Mr. Kuhr could not immediately be reached for comment on Wednesday, and a call to his wife, Terri, who was also a partner at Strategic Emergency Group, was not returned.
During the storm, Mr. Kuhr, who lives in Suffolk County, was working in Albany. At a time when work crews were in high demand, he is believed to have told the Suffolk County Office of Emergency Management to clear a tree from his driveway, an administration official said, speaking on the condition of anonymity because the dismissal had not yet been made public.
Mr. Cuomo, a Democrat, recently found out what had happened and dismissed Mr. Kuhr, who earned $153,000 a year, according to state records compiled by the Empire Center for New York State Policy.
State Senator Martin Golden, a Brooklyn Republican whose district includes areas like Gerritsen Beach, which has about 2,000 residents still without power, said the action ascribed to Mr. Kuhr was “definitely an abuse of power.”
“I’ve got people sitting in their homes with two inches of snow outside, they have no electricity, no hot water, they’re sitting in their homes and freezing to death,” Mr. Golden said.
“This guy’s only worried about his own home? It’s sad. The governor made the right call.”
Mr. Cuomo has expressed increasing frustration that so many New Yorkers are still without power — about 240,000, according to the latest report from the federal Energy Department — and has repeatedly threatened the public utilities that have been scrambling to restore service, even warning that they could lose their operating certificates.
The numbers are down from the more than two million New Yorkers who were without power immediately after the storm, but that has been little comfort to people, many of them on Long Island and in Westchester County, who are still in the dark as temperatures drop, the governor has acknowledged.
“Power continues to be a struggle,” Mr. Cuomo said Tuesday. “Until every family has their power back, we’re going to continue to work 24 hours a day, 7 days a week, to make that happen.”
Mr. Cuomo has been unusually visible during the periods before, during and after the storm, and he has repeatedly talked about the efforts the state is making to help hard-hit communities.
The firing is particularly unusual because it comes in the middle of the crisis, when parts of the state are still reeling from hurricane damage and some communities are experiencing further damage from a northeaster that arrived in the region on Wednesday.
Mr. Kuhr, however, was not the senior aide leading the recovery efforts.

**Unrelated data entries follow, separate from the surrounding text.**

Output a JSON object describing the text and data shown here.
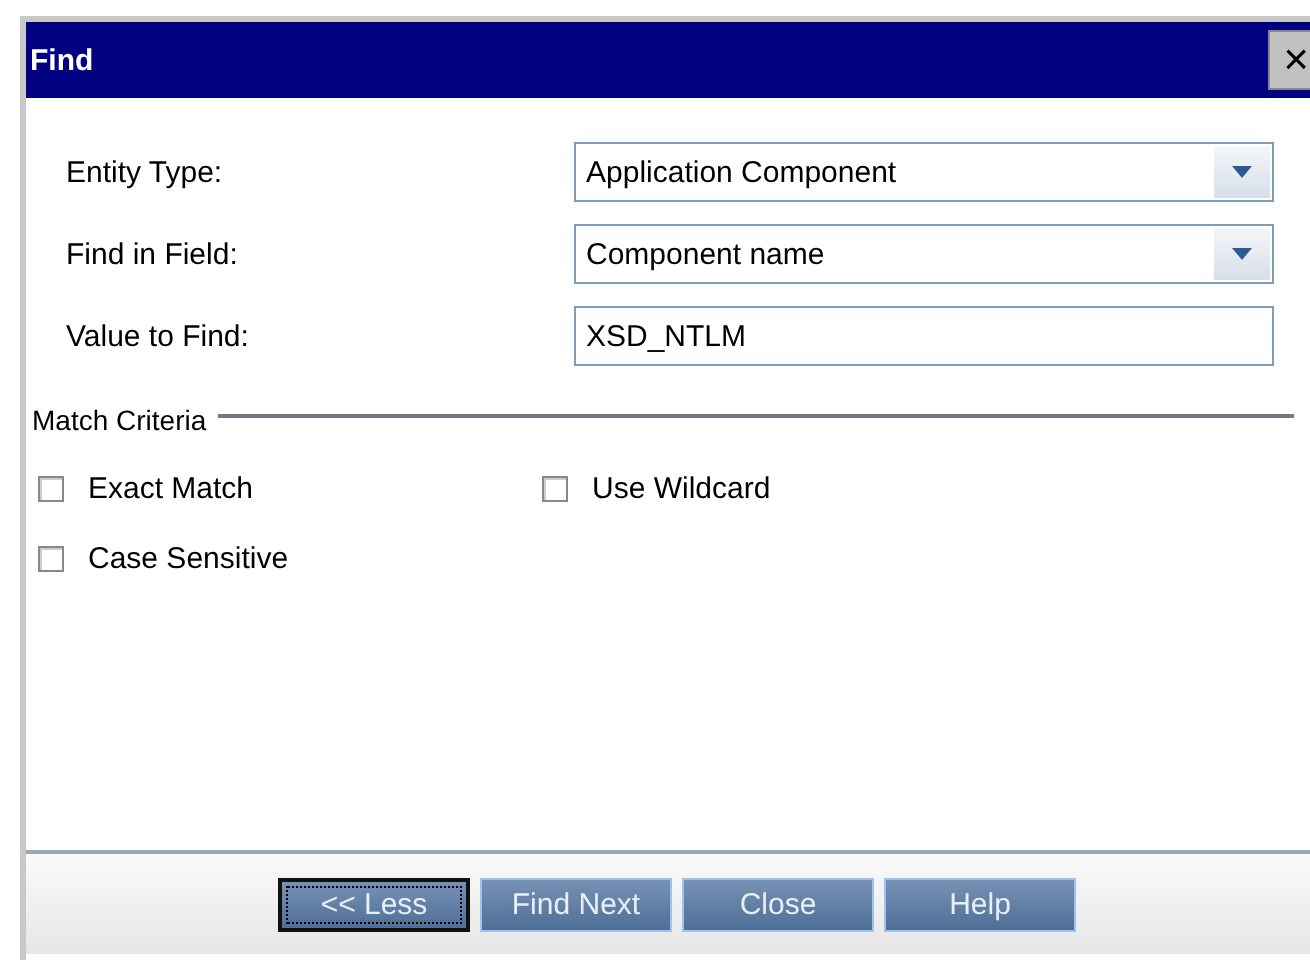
{
  "window": {
    "title": "Find",
    "close": "×"
  },
  "fields": [
    {
      "kind": "dropdown",
      "label": "Entity Type:",
      "value": "Application Component"
    },
    {
      "kind": "dropdown",
      "label": "Find in Field:",
      "value": "Component name"
    },
    {
      "kind": "text",
      "label": "Value to Find:",
      "value": "XSD_NTLM"
    }
  ],
  "match_criteria": {
    "title": "Match Criteria",
    "options": [
      {
        "label": "Exact Match",
        "checked": false
      },
      {
        "label": "Use Wildcard",
        "checked": false
      },
      {
        "label": "Case Sensitive",
        "checked": false
      }
    ]
  },
  "buttons": [
    {
      "label": "<< Less",
      "selected": true
    },
    {
      "label": "Find Next",
      "selected": false
    },
    {
      "label": "Close",
      "selected": false
    },
    {
      "label": "Help",
      "selected": false
    }
  ]
}
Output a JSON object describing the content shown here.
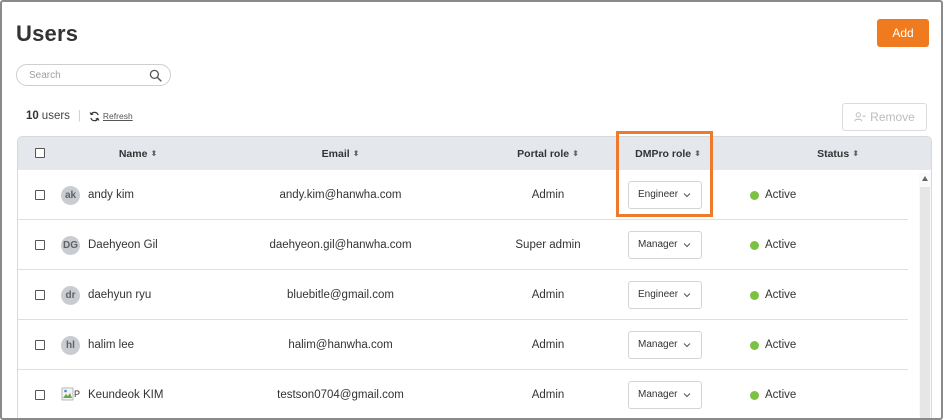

That role is being filled by Howard Glaser, the state’s operations director and one of Mr. Cuomo’s most trusted aides, who has frequently appeared by his side in news conferences.
Mr. Kuhr, who lives in East Northport, was profiled along with his partners in a brief Newsday article last year. It said Strategic Emergency Group had advised the New York Yankees on an emergency plan for their new stadium.